• [Brief]: Check each line of the records below and collect those that include the word "USOIL".

• [Entries provided]:
BEGIN
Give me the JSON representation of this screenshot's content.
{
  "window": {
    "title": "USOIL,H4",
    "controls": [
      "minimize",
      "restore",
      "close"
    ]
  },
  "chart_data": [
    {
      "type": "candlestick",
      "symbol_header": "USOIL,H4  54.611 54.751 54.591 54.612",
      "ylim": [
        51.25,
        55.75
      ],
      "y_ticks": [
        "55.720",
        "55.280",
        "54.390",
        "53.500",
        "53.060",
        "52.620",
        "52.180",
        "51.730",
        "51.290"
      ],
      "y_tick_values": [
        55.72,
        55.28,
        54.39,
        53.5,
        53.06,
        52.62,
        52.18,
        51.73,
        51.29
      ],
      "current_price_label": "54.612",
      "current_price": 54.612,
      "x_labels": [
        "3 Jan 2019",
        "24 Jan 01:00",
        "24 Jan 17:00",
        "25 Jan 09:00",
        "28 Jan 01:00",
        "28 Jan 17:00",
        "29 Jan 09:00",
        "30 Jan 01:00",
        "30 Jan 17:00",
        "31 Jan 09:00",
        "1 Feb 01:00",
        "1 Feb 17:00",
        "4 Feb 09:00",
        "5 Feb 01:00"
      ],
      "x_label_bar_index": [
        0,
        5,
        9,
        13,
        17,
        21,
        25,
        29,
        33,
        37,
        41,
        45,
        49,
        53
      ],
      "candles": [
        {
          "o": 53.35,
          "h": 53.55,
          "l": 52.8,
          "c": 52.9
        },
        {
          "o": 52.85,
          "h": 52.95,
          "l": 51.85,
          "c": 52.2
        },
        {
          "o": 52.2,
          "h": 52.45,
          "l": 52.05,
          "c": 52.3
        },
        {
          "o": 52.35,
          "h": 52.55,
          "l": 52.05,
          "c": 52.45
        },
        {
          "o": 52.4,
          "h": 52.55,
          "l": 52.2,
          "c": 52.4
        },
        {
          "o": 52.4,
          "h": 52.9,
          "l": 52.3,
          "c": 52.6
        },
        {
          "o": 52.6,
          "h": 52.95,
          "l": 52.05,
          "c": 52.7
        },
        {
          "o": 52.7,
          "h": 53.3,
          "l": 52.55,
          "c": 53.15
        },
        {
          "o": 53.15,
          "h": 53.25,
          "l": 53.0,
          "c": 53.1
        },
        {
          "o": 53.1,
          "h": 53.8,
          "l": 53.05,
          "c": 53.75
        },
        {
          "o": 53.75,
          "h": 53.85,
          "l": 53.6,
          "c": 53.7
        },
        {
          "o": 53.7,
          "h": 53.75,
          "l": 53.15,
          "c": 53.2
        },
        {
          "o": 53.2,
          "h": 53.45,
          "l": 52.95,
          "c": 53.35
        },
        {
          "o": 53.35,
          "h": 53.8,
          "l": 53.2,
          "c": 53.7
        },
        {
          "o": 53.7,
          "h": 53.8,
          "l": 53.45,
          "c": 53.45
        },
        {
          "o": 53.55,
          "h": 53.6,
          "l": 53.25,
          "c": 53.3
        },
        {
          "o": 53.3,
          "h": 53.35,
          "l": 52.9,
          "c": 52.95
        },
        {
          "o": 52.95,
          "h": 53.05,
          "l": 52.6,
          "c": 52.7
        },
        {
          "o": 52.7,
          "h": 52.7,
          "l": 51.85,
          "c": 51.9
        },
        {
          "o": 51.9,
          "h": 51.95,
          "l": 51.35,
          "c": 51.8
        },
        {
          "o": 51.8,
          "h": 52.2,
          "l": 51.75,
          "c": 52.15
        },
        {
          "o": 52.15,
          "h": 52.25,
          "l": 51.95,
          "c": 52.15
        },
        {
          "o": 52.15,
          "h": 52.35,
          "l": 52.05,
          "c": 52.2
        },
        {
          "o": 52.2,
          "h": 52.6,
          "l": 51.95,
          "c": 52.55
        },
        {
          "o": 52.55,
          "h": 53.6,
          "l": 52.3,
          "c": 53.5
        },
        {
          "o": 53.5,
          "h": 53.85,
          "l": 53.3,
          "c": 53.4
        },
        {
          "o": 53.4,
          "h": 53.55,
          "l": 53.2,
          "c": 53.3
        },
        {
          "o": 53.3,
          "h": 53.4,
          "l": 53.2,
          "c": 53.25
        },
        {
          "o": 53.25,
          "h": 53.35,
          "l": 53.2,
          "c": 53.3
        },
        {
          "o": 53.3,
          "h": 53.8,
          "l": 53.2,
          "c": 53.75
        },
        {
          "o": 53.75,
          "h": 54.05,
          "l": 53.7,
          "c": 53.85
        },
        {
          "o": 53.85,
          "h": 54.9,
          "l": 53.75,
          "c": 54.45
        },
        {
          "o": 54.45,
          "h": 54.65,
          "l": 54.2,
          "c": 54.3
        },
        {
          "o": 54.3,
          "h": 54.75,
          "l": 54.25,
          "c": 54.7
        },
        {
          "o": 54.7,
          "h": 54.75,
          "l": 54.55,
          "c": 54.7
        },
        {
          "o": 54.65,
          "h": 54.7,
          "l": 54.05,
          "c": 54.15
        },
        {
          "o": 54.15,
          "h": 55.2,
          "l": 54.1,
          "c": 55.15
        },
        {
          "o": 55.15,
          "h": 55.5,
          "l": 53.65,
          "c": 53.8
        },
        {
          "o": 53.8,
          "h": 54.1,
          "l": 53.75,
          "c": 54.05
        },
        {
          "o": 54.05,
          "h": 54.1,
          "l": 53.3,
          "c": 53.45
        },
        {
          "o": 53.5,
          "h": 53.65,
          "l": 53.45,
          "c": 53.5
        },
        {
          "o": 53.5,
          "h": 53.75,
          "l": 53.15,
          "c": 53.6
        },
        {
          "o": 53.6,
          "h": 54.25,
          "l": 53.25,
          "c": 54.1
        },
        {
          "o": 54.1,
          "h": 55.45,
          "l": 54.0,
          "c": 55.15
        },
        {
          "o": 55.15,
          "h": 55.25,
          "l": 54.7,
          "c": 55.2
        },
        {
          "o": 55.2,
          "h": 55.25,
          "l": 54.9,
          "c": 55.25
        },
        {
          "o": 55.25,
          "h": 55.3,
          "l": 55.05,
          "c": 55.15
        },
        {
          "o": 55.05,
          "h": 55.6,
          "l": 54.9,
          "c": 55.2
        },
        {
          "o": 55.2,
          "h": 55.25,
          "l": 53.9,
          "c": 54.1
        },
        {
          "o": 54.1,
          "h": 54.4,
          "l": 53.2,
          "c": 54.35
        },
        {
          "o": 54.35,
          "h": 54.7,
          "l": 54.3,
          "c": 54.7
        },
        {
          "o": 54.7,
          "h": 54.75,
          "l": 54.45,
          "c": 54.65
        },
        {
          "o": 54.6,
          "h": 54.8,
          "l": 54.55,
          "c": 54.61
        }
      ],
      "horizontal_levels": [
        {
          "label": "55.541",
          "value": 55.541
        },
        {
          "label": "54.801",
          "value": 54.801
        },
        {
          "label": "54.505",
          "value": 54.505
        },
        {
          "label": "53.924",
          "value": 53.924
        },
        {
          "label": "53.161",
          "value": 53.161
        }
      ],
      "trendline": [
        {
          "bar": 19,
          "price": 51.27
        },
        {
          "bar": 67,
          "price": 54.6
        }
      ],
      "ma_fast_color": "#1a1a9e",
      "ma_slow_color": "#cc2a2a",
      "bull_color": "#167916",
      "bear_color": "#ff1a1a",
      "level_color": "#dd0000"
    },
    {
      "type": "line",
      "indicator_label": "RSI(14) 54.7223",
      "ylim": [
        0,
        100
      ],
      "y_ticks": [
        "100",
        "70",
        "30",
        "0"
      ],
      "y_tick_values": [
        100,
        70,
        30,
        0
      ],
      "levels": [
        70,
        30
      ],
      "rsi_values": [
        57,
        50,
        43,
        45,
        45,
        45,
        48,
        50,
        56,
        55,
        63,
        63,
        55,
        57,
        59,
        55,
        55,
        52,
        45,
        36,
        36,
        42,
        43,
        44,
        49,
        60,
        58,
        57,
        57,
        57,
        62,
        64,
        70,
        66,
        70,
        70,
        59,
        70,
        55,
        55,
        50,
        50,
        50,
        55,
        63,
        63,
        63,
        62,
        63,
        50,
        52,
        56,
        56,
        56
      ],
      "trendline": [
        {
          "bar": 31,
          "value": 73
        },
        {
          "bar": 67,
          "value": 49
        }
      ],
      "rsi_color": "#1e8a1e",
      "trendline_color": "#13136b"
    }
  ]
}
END
• [Answer to this exercise]:
    "title": "USOIL,H4",
      "symbol_header": "USOIL,H4  54.611 54.751 54.591 54.612",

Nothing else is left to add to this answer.